The intent of this bill is primarily to “To restore forest landscapes, protect old growth forests, and manage national forests in the eastside forests of the State of Oregon.” It has been held out as a science-based old growth protection and restoration bill.
When we read the bill, we found some disturbing aspects:
• It would unnecessarily use time and resources to convene a new scientist advisory panel, instead of adopting the findings of a 1994 scientist advisory panel convened for the exact same purpose;
• It does propose some protections for big old trees, but does not protect intact old growth stands or ancient forests;
• It proposes an “Interim Period” of more intensive logging on the eastside, with mandated acreage targets and no firm end date;

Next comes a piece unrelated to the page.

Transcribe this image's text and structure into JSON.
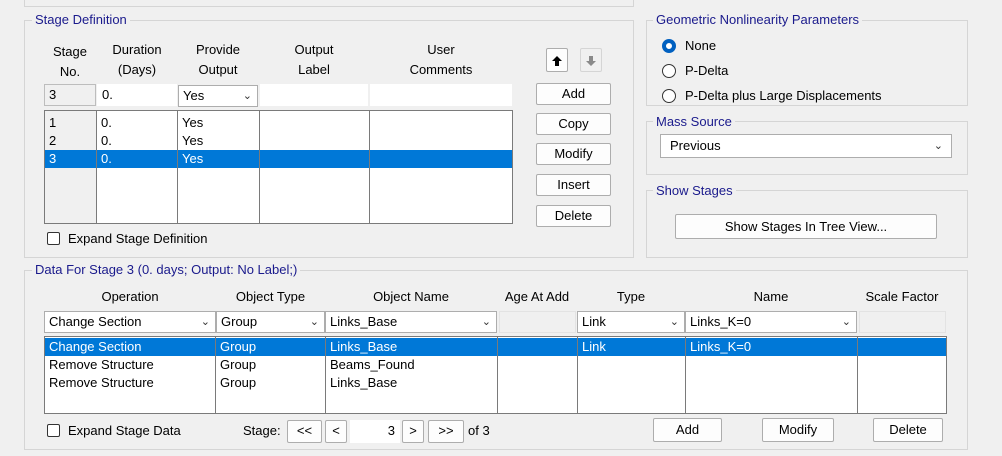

• During this Interim Period, the public’s rights to provide input on projects would be limited;
• Even though it would create a scientist advisory panel to create recommendations for managing our eastside forests, it does not require the Forest Service to actually follow these recommendations; and

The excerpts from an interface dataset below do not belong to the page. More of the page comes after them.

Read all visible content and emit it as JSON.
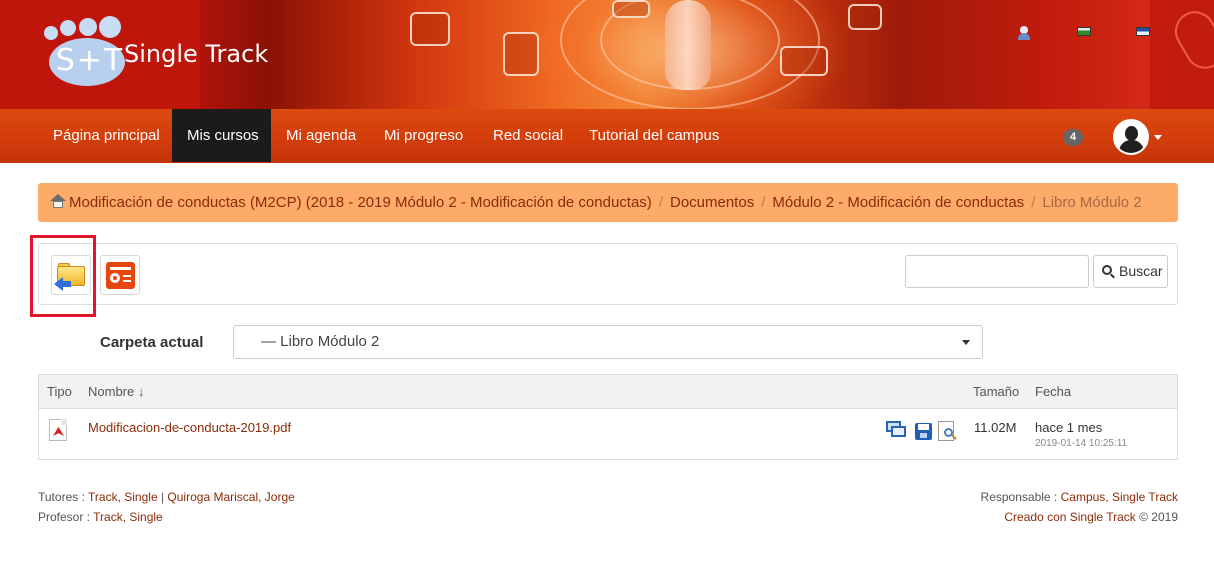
{
  "header": {
    "logo_initials": "S+T",
    "brand": "Single Track"
  },
  "nav": {
    "items": [
      {
        "label": "Página principal"
      },
      {
        "label": "Mis cursos"
      },
      {
        "label": "Mi agenda"
      },
      {
        "label": "Mi progreso"
      },
      {
        "label": "Red social"
      },
      {
        "label": "Tutorial del campus"
      }
    ],
    "active_index": 1,
    "notification_count": "4"
  },
  "breadcrumb": {
    "items": [
      "Modificación de conductas (M2CP) (2018 - 2019 Módulo 2 - Modificación de conductas)",
      "Documentos",
      "Módulo 2 - Modificación de conductas",
      "Libro Módulo 2"
    ],
    "separator": "/"
  },
  "toolbar": {
    "search_placeholder": "",
    "search_button": "Buscar"
  },
  "folder": {
    "label": "Carpeta actual",
    "selected": "— Libro Módulo 2"
  },
  "table": {
    "headers": {
      "type": "Tipo",
      "name": "Nombre ↓",
      "size": "Tamaño",
      "date": "Fecha"
    },
    "rows": [
      {
        "name": "Modificacion-de-conducta-2019.pdf",
        "size": "11.02M",
        "date_relative": "hace 1 mes",
        "date_exact": "2019-01-14 10:25:11"
      }
    ]
  },
  "footer": {
    "tutores_label": "Tutores : ",
    "tutores": [
      "Track, Single",
      "Quiroga Mariscal, Jorge"
    ],
    "tutores_sep": " | ",
    "profesor_label": "Profesor : ",
    "profesor": "Track, Single",
    "responsable_label": "Responsable : ",
    "responsable": "Campus, Single Track",
    "creado": "Creado con Single Track",
    "copyright": " © 2019"
  },
  "colors": {
    "navbar": "#d23c0b",
    "breadcrumb_bg": "#fcab69",
    "link": "#8a2c0a",
    "highlight": "#e0142d"
  }
}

• It would allow continued road building, even though roads are perhaps the single biggest threat to our eastside forests.
The shame of it is that there are good concepts underlying this bill—but those concepts weren’t captured in the language of the bill. We fully support Senator Wyden’s goal of protecting the eastside’s old growth, restoring our eastside forests, and creating jobs in local communities. This bill, however, doesn’t meet those goals in a way that HCPC can endorse.
You can read our entire letter to Senator Wyden here.
Greg Dyson, Executive Director